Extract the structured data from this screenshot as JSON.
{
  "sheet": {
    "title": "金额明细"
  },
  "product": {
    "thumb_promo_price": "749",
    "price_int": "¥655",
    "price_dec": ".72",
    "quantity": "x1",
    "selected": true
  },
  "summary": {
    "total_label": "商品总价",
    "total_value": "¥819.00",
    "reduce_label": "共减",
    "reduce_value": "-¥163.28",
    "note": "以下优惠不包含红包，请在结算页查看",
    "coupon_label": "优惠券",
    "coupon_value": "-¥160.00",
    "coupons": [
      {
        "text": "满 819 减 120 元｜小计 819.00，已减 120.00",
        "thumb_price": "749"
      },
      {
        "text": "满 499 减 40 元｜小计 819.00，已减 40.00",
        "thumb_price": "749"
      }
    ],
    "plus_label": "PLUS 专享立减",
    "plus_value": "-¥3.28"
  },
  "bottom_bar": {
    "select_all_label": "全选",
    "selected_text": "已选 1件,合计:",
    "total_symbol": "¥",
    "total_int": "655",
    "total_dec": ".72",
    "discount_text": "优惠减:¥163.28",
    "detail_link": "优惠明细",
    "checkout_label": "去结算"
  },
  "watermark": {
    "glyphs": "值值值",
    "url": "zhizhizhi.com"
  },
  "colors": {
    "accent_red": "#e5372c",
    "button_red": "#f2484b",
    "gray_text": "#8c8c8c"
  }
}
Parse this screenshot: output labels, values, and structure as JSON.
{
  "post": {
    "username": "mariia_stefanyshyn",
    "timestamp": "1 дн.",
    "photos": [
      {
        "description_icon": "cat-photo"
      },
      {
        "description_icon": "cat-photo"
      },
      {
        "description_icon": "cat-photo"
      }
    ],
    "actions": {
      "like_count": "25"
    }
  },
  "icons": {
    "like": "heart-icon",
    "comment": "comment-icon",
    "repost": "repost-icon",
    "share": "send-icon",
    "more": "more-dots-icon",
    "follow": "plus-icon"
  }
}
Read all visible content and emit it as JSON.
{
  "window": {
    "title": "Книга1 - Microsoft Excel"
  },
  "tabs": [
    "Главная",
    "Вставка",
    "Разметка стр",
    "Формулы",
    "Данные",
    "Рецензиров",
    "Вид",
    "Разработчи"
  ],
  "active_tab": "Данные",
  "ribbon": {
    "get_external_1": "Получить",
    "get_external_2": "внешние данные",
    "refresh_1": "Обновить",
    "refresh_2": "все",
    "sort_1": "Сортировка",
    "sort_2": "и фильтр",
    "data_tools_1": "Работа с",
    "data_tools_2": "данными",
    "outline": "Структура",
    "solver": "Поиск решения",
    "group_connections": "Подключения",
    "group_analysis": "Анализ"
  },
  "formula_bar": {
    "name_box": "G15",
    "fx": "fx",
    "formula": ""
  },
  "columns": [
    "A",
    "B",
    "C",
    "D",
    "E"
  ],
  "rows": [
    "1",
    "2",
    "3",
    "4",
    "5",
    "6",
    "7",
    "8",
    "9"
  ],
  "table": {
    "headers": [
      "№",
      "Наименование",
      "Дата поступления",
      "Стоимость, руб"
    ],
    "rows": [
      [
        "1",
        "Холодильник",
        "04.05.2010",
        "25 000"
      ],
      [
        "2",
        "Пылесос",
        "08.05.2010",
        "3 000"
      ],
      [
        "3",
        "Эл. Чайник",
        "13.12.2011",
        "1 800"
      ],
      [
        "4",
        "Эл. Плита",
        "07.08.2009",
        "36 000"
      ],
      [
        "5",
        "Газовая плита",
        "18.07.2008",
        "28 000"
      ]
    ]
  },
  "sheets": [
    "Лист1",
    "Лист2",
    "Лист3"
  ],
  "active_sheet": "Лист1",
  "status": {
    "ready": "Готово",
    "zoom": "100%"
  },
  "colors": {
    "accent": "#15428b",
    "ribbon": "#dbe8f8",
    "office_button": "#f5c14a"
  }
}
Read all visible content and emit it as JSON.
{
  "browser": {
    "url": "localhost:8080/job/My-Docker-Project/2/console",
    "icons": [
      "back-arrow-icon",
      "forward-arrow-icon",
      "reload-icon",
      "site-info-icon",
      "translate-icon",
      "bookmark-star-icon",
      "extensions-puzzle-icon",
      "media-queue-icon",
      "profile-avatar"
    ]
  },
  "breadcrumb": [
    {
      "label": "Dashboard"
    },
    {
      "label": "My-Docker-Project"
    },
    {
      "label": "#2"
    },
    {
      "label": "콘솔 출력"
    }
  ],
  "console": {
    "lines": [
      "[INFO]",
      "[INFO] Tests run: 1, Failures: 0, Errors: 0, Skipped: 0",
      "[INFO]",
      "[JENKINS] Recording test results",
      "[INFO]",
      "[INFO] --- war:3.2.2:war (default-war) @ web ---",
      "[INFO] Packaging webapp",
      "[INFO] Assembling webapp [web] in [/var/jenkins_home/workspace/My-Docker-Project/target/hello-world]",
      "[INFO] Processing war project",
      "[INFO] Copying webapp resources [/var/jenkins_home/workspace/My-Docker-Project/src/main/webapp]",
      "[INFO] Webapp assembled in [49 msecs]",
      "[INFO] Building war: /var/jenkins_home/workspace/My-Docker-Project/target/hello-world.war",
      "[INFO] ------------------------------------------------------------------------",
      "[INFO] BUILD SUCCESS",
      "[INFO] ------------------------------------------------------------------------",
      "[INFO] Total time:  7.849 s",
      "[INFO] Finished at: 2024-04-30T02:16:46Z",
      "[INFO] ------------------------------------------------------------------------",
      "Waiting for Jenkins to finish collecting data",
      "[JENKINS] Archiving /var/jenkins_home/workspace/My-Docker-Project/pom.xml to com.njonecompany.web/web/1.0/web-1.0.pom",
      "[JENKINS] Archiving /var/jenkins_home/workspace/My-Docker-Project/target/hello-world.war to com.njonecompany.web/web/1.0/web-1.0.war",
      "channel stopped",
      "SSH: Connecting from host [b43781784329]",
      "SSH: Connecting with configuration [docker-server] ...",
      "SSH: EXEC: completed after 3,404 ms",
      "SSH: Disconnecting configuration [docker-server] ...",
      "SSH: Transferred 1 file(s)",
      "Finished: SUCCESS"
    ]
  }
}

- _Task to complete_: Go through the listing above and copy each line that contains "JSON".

- _Task result_:
Extract the structured data from this screenshot as JSON.
Parse this screenshot: output labels, values, and structure as JSON.
Read all visible content and emit it as JSON.
Read all visible content and emit it as JSON.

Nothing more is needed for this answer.